Comments like “don’t be silly” or “that’s a stupid thing to say” might be a knee-jerk response to someone we loves talking negatively about themselves. However, this is definitely something to avoid, as it can further strengthen the negative thoughts and emotions in someone with low self-esteem. Instead of seeing your intention, they might take your words literally – that they are silly or stupid.
Avoid making comparisons
Drawing parallels between the person with low self-esteem and others can make them feel even more inadequate. Remarks such as “Why can’t you to your job more like your colleague?” or “Your sister never had these issues” can deepen their belief of being flawed or not measuring up to perceived standards.
Steer clear of over-simplifying their struggles
Saying things like “Just cheer up” or “Everyone feels this way sometimes” can trivialize the complex emotions and challenges they’re facing. It can come across as if their struggles are easy to overcome, which can make them feel misunderstood and isolated.
6 Tips to Help Someone Build Self-esteem
- Involve them. Whether it’s a party, event, or day at the beach – try involving the person who struggles with low self-esteem or depression to let them know they are wanted .
- Encourage them. Let your friend or loved one know that their efforts are not unnoticed. This includes successes, failures, and any kind of attempt to boost their low self-esteem.
- Actively listen. Although you may want to give advice or take action, sometimes simply listening is the best thing you can do. It’s important that your loved one feels heard, without having to compete for attention. Maintain eye contact and engage your body language to show you really care.
- Problem-solve when possible. A person with low self-esteem usually internalises and personalises the issue. This means that they will attribute their failures to themselves, disregarding any other factors that may play a role. Blaming oneself can lead to deepened isolation, feeling low and believing they must tackle the problem alone. With this in mind, providing a fresh angle can be helpful. For example, if your loved one is worried about attending an event alone, let them know that although some people are taking a partner, there are others that will also be attending alone .

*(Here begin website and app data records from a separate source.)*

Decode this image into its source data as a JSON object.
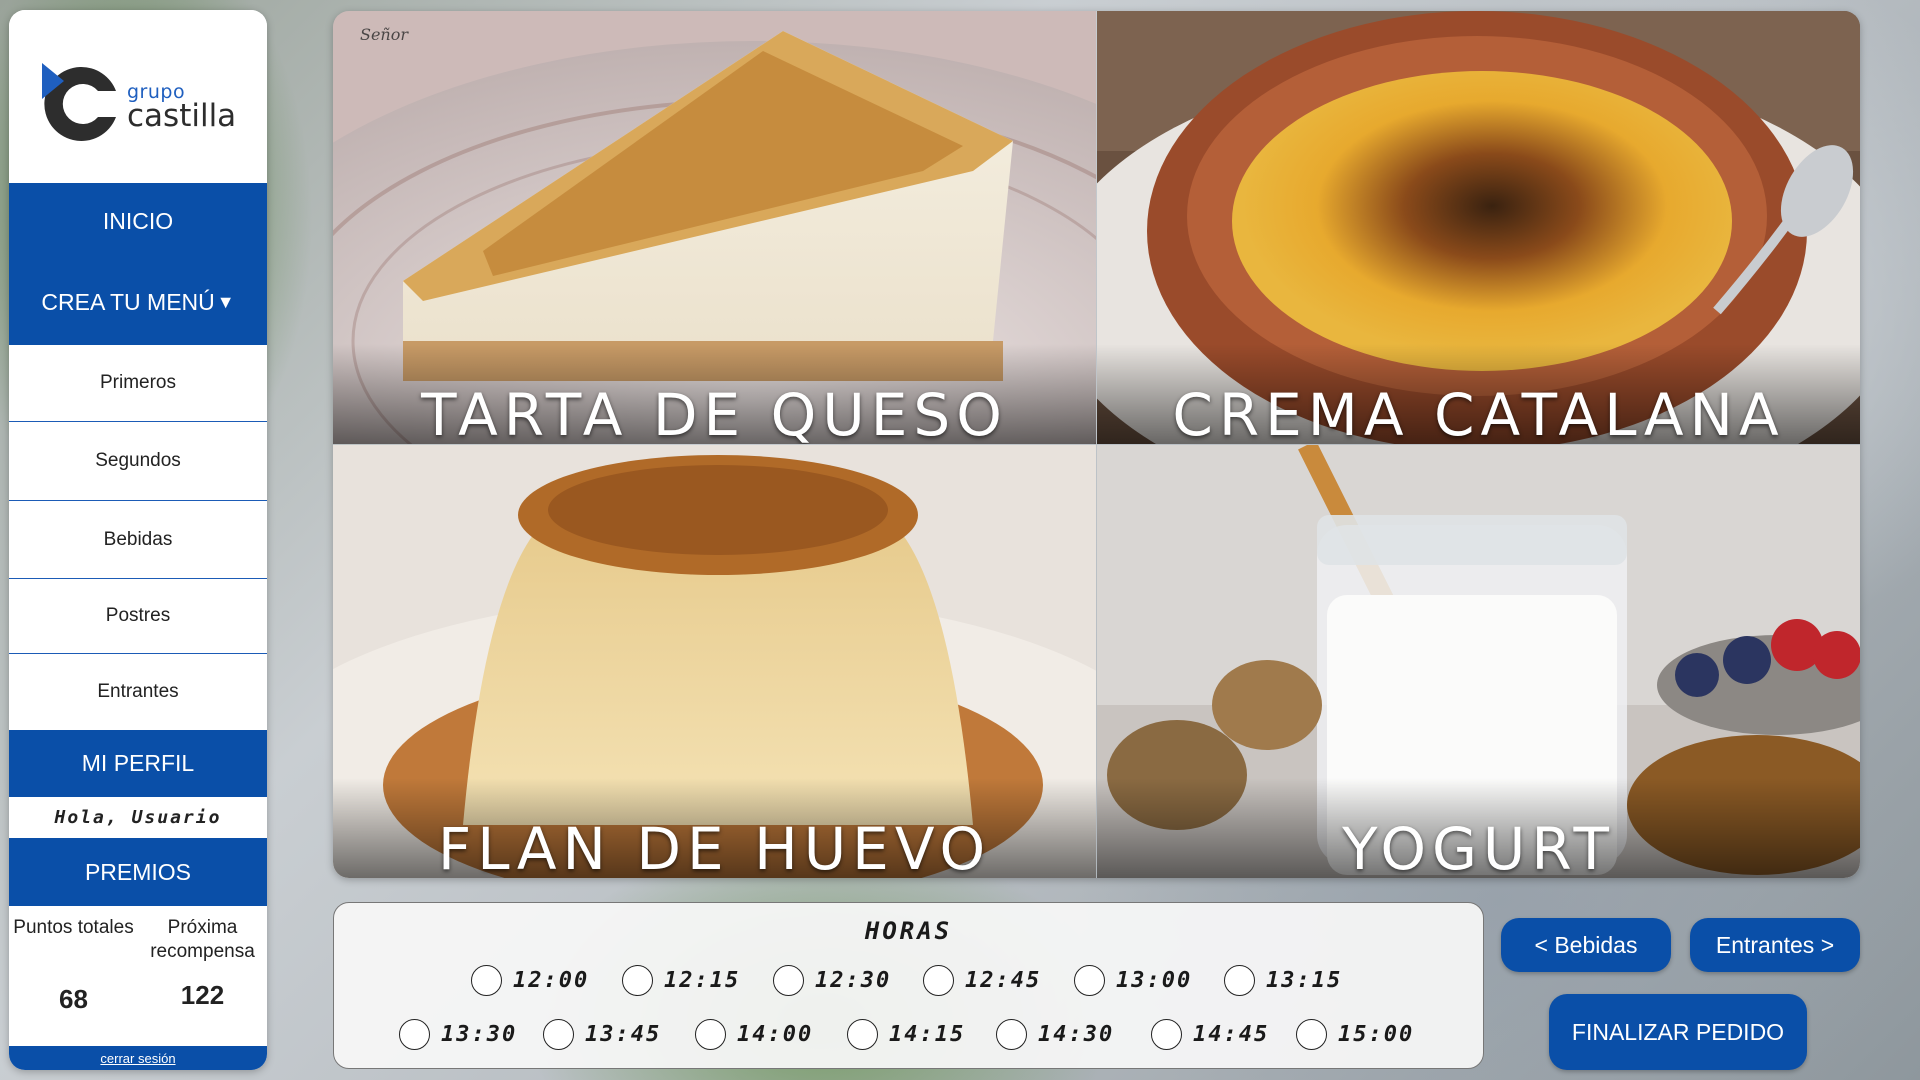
{
  "brand": {
    "small": "grupo",
    "big": "castilla",
    "color": "#0a4fa8"
  },
  "sidebar": {
    "inicio": "INICIO",
    "crea_menu": "CREA TU MENÚ",
    "crea_menu_caret": "▼",
    "submenu": [
      "Primeros",
      "Segundos",
      "Bebidas",
      "Postres",
      "Entrantes"
    ],
    "perfil": "MI PERFIL",
    "greeting": "Hola, Usuario",
    "premios": "PREMIOS",
    "points_total_label": "Puntos totales",
    "points_total_value": "68",
    "next_reward_label": "Próxima recompensa",
    "next_reward_value": "122",
    "logout": "cerrar sesión"
  },
  "desserts": {
    "watermark": "Señor",
    "items": [
      "TARTA DE QUESO",
      "CREMA CATALANA",
      "FLAN DE HUEVO",
      "YOGURT"
    ]
  },
  "horas": {
    "title": "HORAS",
    "row1": [
      "12:00",
      "12:15",
      "12:30",
      "12:45",
      "13:00",
      "13:15"
    ],
    "row2": [
      "13:30",
      "13:45",
      "14:00",
      "14:15",
      "14:30",
      "14:45",
      "15:00"
    ]
  },
  "buttons": {
    "prev": "< Bebidas",
    "next": "Entrantes >",
    "finish": "FINALIZAR PEDIDO"
  }
}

- Volunteer together. Helping others has been proven to boost self-confidence, which could be very helpful to someone with low self-esteem. Suggest volunteering in your community or allow your loved one to help you with something.
- When needed, suggest therapy. Despite your best efforts, sometimes your loved one will require professional help. Approach the idea carefully, making sure to normalise asking for help and encourage them to attend therapy if necessary. You can also be extra helpful and further empathise and identify with their experience by letting them know that you have benefitted from therapy if you have ever been yourself. Let them know that they have your support if they decide to ask for professional help.

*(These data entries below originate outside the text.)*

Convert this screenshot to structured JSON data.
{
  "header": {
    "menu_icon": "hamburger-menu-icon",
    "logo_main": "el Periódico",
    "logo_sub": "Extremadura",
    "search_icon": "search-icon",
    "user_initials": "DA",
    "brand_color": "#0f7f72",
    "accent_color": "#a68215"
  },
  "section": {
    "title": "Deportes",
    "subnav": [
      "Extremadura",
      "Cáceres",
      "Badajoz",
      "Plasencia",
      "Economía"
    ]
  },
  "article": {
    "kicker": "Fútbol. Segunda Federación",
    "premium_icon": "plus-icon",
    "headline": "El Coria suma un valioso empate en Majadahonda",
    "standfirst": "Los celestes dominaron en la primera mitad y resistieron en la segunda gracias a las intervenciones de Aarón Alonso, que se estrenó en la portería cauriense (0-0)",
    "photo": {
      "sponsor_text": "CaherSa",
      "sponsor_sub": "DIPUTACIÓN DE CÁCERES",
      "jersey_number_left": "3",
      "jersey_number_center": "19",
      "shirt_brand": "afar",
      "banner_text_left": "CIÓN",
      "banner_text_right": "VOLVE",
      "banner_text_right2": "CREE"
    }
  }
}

What to do if You’re Struggling
Supporting a loved one dealing with low self-esteem can be an incredibly difficult time for both you and them. Although your sole focus may be on helping your loved one, it’s important to check in with yourself too. If you’ve noticed that you or your loved one is depressed, anxious, or that low self-esteem is impairing their day-to-day life, consider reaching out to a a mental health professional who can offer talking therapies.

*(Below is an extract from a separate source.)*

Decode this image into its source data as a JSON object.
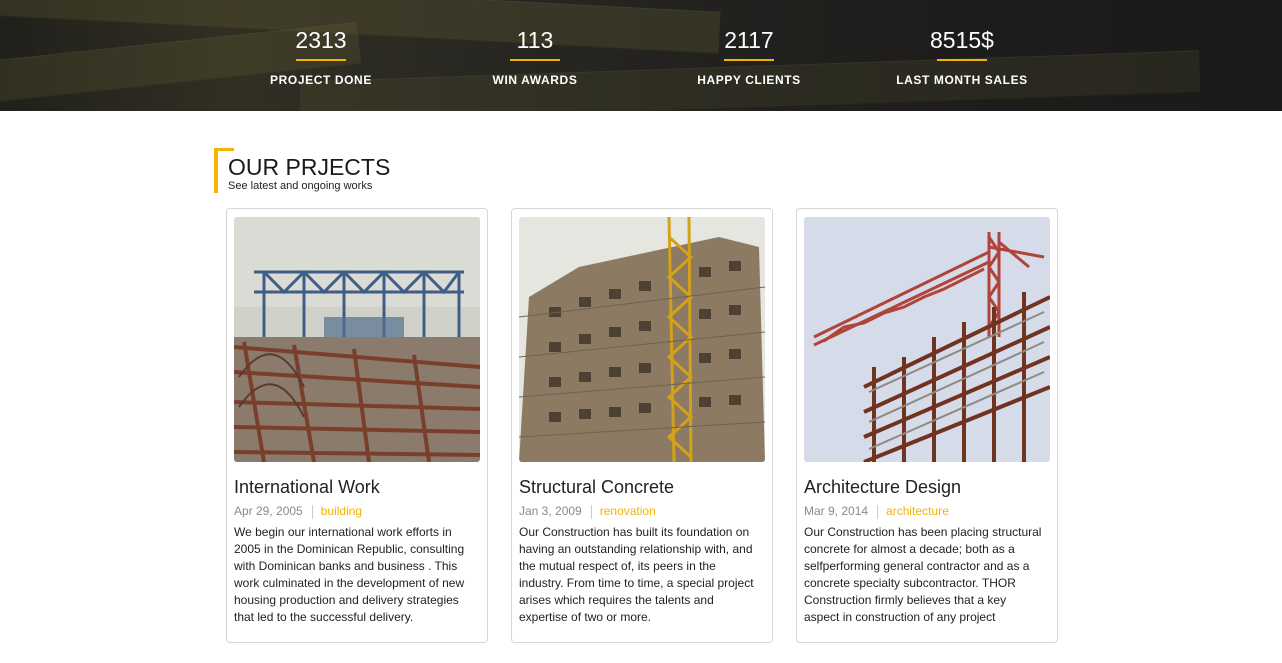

At Therapy Central we provide counselling for low self esteem and lack of confidence in London and everywhere else online. We use evidence-based interventions such as CBT (Cognitive Behavioural Therapy) and other talking therapies to help you cope with low self-esteem and get you life back on track. In this way, you’ll be able to talk about your experience with professionals who are equipped to provide you with the help and support you need.
Consider contacting one of our qualified therapists today.
You can contact us and request a free 15 min consultation to see whether our help will suit your needs.